§ **Data for review**

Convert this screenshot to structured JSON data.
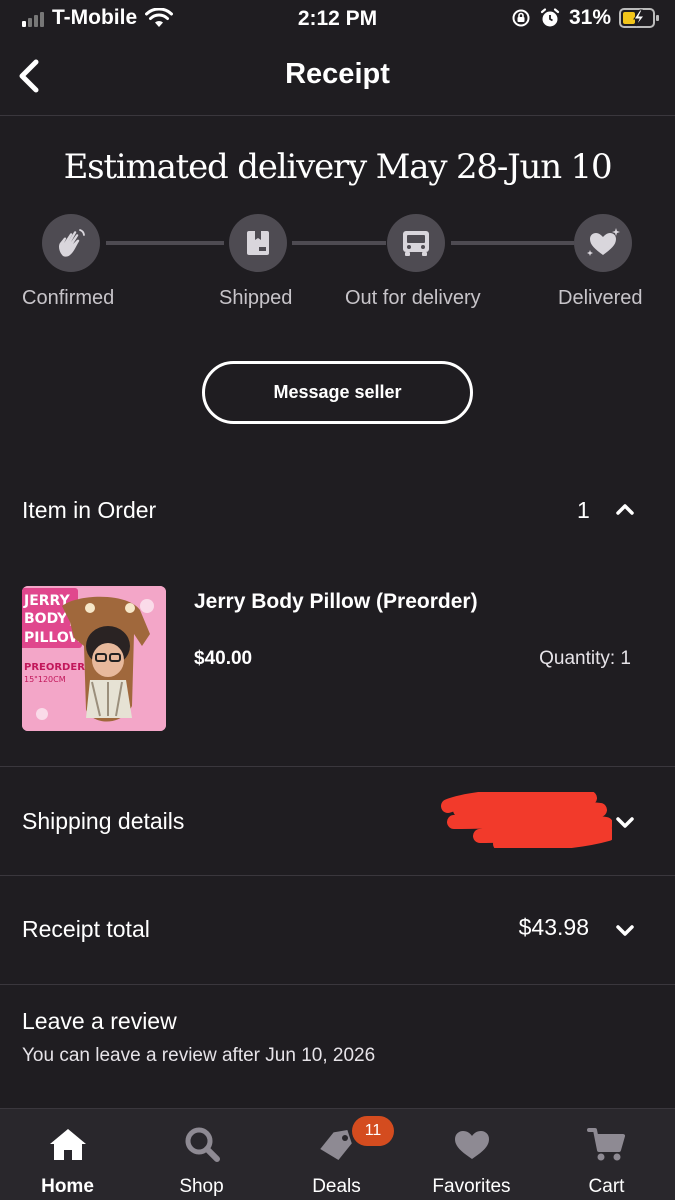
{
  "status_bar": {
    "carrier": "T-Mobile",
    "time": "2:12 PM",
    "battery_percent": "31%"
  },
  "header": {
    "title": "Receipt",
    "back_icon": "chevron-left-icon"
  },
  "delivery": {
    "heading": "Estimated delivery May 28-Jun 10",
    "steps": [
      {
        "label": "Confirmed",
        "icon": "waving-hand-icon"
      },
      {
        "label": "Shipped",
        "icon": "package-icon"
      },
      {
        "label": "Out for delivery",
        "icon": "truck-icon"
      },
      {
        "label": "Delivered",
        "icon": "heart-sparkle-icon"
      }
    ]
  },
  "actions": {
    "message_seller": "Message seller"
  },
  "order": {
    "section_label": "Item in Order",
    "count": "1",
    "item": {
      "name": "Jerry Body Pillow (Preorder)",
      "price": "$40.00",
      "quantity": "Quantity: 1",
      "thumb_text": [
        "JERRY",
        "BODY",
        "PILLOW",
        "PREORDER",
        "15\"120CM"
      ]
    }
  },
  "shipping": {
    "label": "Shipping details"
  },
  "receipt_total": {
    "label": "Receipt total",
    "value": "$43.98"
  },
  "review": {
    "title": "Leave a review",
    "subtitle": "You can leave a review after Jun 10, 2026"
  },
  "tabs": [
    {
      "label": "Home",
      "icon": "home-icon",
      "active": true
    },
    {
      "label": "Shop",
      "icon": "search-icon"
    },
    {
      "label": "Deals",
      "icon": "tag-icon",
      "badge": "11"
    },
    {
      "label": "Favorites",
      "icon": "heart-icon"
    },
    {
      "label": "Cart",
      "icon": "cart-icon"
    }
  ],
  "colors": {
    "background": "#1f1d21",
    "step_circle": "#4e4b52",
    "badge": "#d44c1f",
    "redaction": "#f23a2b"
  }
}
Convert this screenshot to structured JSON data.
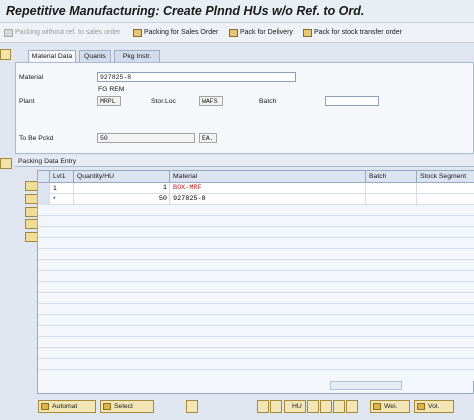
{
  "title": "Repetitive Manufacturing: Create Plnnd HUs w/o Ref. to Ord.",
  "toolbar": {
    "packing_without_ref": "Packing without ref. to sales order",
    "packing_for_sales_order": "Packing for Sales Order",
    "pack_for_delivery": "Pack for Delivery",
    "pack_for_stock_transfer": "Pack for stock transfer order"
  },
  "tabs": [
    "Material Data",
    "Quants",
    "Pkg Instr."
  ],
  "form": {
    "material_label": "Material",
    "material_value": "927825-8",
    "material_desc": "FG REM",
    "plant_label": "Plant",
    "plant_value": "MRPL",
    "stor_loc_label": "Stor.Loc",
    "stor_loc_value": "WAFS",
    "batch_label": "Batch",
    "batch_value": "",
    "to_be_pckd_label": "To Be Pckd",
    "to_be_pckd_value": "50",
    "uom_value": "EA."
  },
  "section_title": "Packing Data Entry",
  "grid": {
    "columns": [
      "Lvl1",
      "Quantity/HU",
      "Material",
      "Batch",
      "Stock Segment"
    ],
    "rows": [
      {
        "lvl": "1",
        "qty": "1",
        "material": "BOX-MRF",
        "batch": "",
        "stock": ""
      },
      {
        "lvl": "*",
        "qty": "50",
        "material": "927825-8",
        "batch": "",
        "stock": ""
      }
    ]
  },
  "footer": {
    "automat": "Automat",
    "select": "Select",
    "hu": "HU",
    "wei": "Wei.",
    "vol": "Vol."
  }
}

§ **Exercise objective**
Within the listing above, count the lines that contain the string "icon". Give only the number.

§ **The completed task**
10